Brain Scans Shed Light on Why People Overeat
Targeting left posterior amygdala could lead to new treatments, study shows
MONDAY, Jan. 14, 2008 (HealthDay News) -- A brain area linked to the desire to overeat has been identified by U.S researchers, and treatments that target this region may help control chronic overeating.
For this study, researchers at the U.S. government's Brookhaven National Laboratory used functional MRI (fMRI) to observe how the brain responds to satiety messages delivered when the stomach is in various stages of fullness.
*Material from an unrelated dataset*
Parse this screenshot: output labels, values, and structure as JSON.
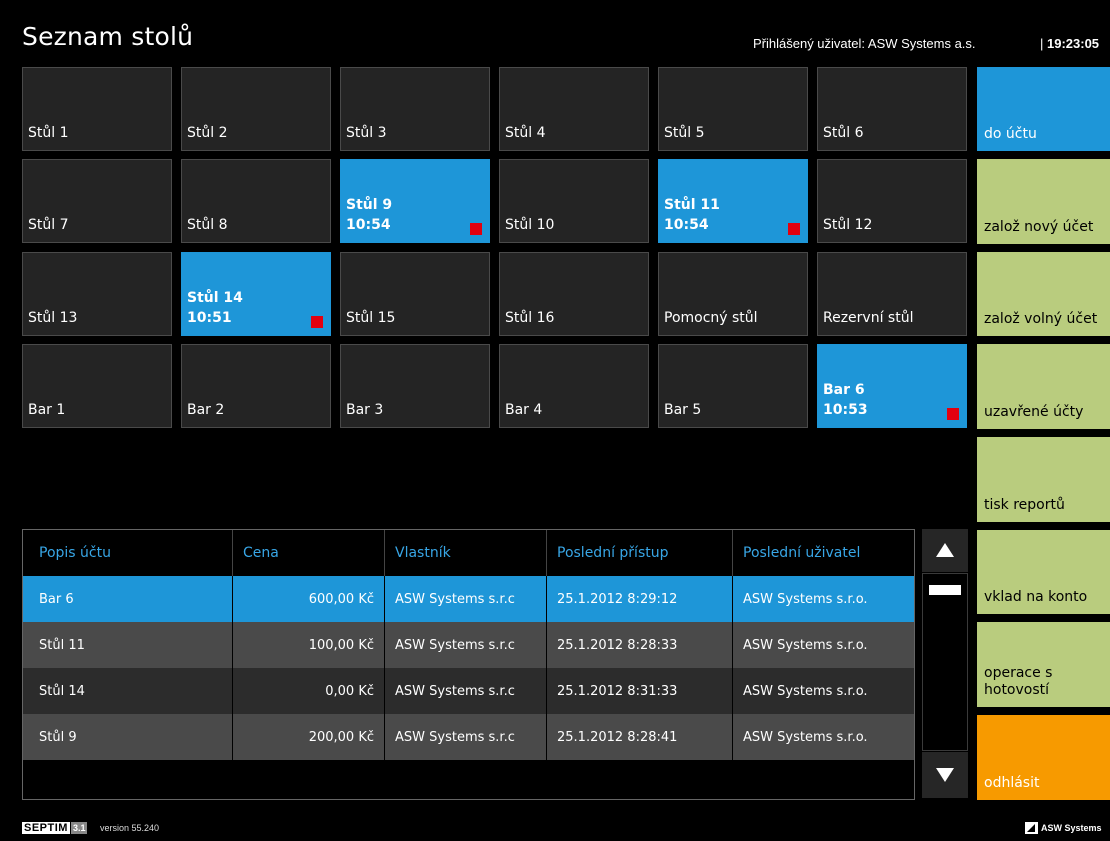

"By stimulating feelings of fullness with an expandable balloon, we saw the activation of different areas of the brain in normal weight and overweight people," study author Gene-Jack Wang, of Brookhaven's Center for Translational Neuroimaging, said in a prepared statement.
The researchers found that overweight people had less activation than normal weight people in a brain area called the left posterior amygdala when they were full. Overweight people were also less likely to report satiety when their stomach was moderately full.
"These findings provide new evidence for why some people will continue to eat despite having eaten a moderate-size meal," Wang said.
"This study provides the first evidence of the connection of the left amygdala and feelings of hunger during stomach fullness, demonstrating that activation of this brain region suppresses hunger," Wang said. "Our findings indicate a potential direction for treatment strategies -- be they behavioral, medical or surgical -- targeting this brain region."
Wang and colleagues also made an interesting finding about a hormone called ghrelin, which is known to stimulate the appetite and cause short-term satiety. People with higher increases in levels of ghrelin after their stomachs were moderately full had greater activation of the left amygdala.
"This indicates that gherlin may control the reaction of the amygdala to satiety signals sent by the stomach," Wang said.
The study was to be published in the Feb. 15 issue of NeuroImage.
The U.S. National Institute of Diabetes and Digestive and Kidney Diseases has information about food portions.